CLAPHAM-based Cave Rescue Organisation followers have expressed their horror and anger after a drone hovered just a matter of metres away from a woman in her 60s the team was trying to treat.

Members of the rescue team present at the scene yesterday (Tuesday) said there was no pilot in sight and they were forced to erect a shelter to give the distressed casualty some privacy.

A spokesman for the CRO said the CRO was tasked by North Yorkshire Police to attend a female casualty with a lower leg injury in the Southerscales area on Ingleborough at around 2.30pm.

He said: "Fortunately for the casualty, one of the first passers by was a team member from Upper Wharfedale Fell Rescue Association who was well equipped with a first aid kit and was able to commence casualty care and also provide feedback to the CRO duty controller in relation to location, equipment needed etc.

"On arriving at the incident scene there was a drone present, hovering less than 15 metres of the casualty.

"It remained in a static position facing the casualty for approximately 10 minutes before leaving in the direction of Chapel-le-Dale.

"Despite being a warm pleasant day, a group shelter (emergency weather shelter) was placed over the casualty to provide some privacy while she was examined and treated. Group shelters are incredibly effective, and even on a cold wet day they soon get quite warm inside very quickly. On a day such as Tuesday, they can become uncomfortably warm for both casualty and casualty carer, which is frustrating as there was absolutely no requirement for the use of the shelter apart from to provide a visual barrier to the drone.

"We have since learned that it is illegal to fly a drone within 50m of people or objects not under your control; this was much closer.

"However, irrespective of the distance, the drone pilot’s actions made a painful and difficult situation more difficult for the casualty, her husband, a passing good Samaritan and the CRO team members who attended the scene.

"Another major concern is that we are very closely supported by the air ambulance services (YAA, NWAA & GNAA). Having a drone present at the incident scene could result in them not being able to attend and provide their vital expert medical attention.
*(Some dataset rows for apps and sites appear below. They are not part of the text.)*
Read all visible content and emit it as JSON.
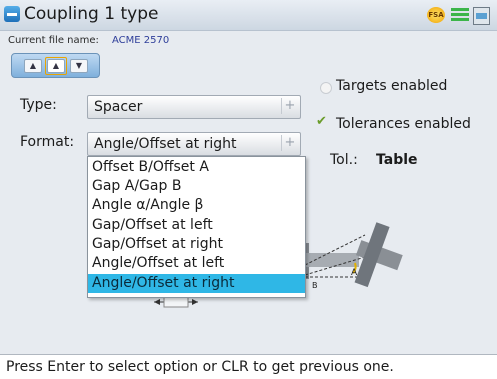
{
  "window": {
    "title": "Coupling 1 type"
  },
  "status_icons": [
    {
      "name": "status-indicator-icon",
      "text": "FSA"
    },
    {
      "name": "battery-icon"
    },
    {
      "name": "grid-display-icon"
    }
  ],
  "file": {
    "label": "Current file name:",
    "name": "ACME 2570"
  },
  "mini_toolbar": {
    "buttons": [
      "▲",
      "▲",
      "▼"
    ]
  },
  "form": {
    "type_label": "Type:",
    "type_value": "Spacer",
    "format_label": "Format:",
    "format_value": "Angle/Offset at right",
    "dropdown_arrow": "+"
  },
  "options": {
    "targets_label": "Targets enabled",
    "targets_checked": false,
    "tolerances_label": "Tolerances enabled",
    "tolerances_checked": true,
    "tol_label": "Tol.:",
    "tol_value": "Table"
  },
  "format_options": [
    "Offset B/Offset A",
    "Gap A/Gap B",
    "Angle α/Angle β",
    "Gap/Offset at left",
    "Gap/Offset at right",
    "Angle/Offset at left",
    "Angle/Offset at right"
  ],
  "selected_format_index": 6,
  "diagram": {
    "angle_label": "A",
    "offset_label": "B"
  },
  "statusbar": {
    "message": "Press Enter to select option or CLR to get previous one."
  },
  "colors": {
    "selection": "#2fb7e6",
    "check": "#6a9c2a",
    "file_name": "#2f3f9a"
  }
}
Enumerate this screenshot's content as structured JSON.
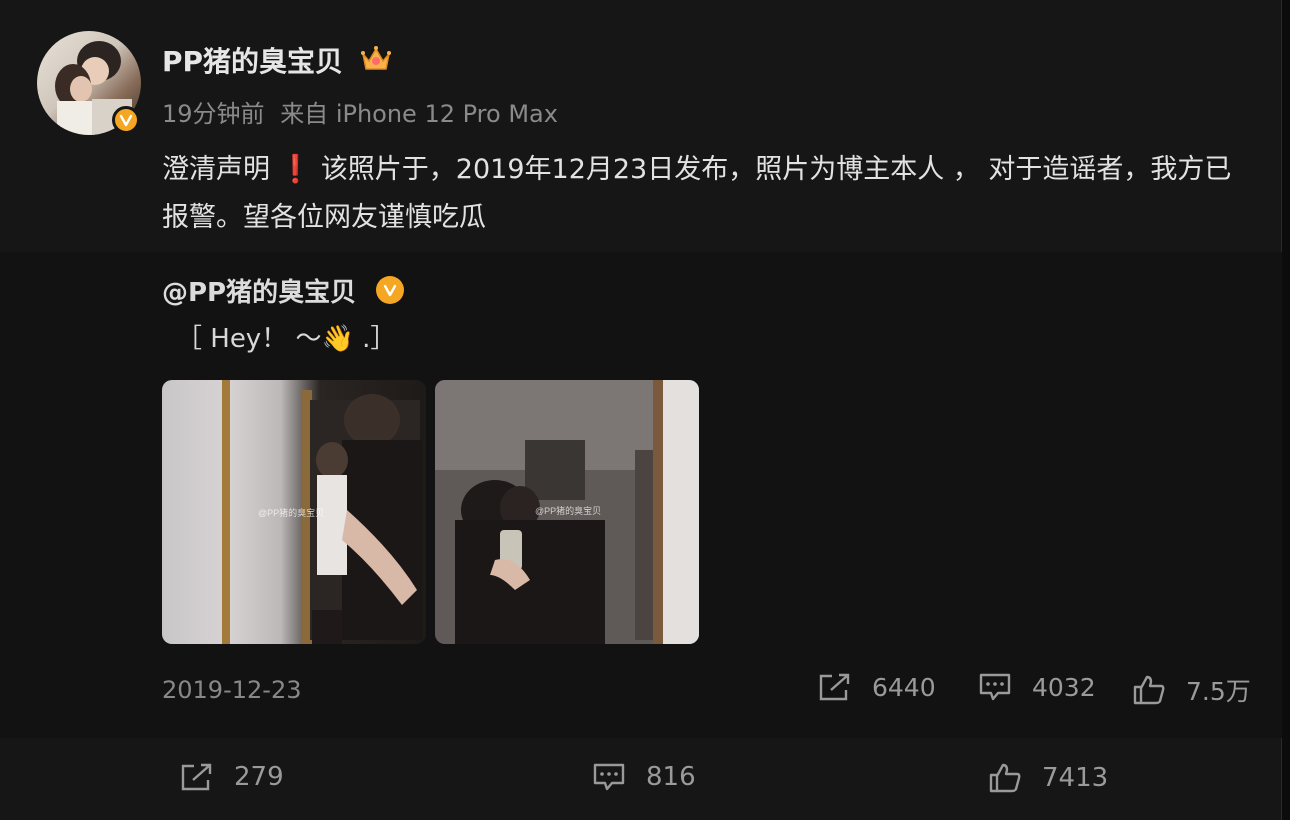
{
  "author": {
    "name": "PP猪的臭宝贝",
    "time": "19分钟前",
    "source": "来自 iPhone 12 Pro Max",
    "badge_color": "#f5a623"
  },
  "post": {
    "text_a": "澄清声明",
    "exclaim": "❗",
    "text_b": "该照片于，2019年12月23日发布，照片为博主本人 ， 对于造谣者，我方已报警。望各位网友谨慎吃瓜"
  },
  "repost": {
    "user": "@PP猪的臭宝贝",
    "text": "［ Hey！ ～👋 .］",
    "date": "2019-12-23",
    "watermark": "@PP猪的臭宝贝",
    "stats": {
      "share": "6440",
      "comment": "4032",
      "like": "7.5万"
    }
  },
  "footer": {
    "share": "279",
    "comment": "816",
    "like": "7413"
  },
  "colors": {
    "background": "#161616",
    "accent_badge": "#f5a623",
    "exclaim": "#e0242d"
  }
}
"I’m sure people have seen in the press over that last few weeks that mountain and cave rescue volunteers can work in some extremely challenging situations. They do so with consummate professionalism and a sincere desire to help people, all in their own free time, and all for free.

"An incident such as this makes it more difficult for team members to provide this fantastic service.

"As with any incident we attend, our prime concern is our casualty – we wish her a speedy recovery and hope that she is back out on the hill as soon as possible."

Followers of the CRO's Facebook page wrote of their outrage. One said: "There is a word for people who interfere this way, while another said: "The CRO equivalent of rubber-necking at an RTC."

Another responded: "I fly drones, and I like to think more responsibly than the minority who give drone drivers a bad name. Most of us do use them sensibly. Whoever was flying the one mentioned is a womble."

Others branded the incident 'disrespectful' and 'unbelievable'.

Drone users have to follow specific rules whether flying commercially or for pleasure.

The drone code acronym published by the Civil Aviation Authority relating to drones for recreational use states: "Don't fly near airports, Remember to stay below 400ft (120m); Observe your drone at all times and stay 150ft (50m) away from people and property; Never fly near aircraft; Enjoy responsibly."

It is understood the police were being informed of the drone's presence.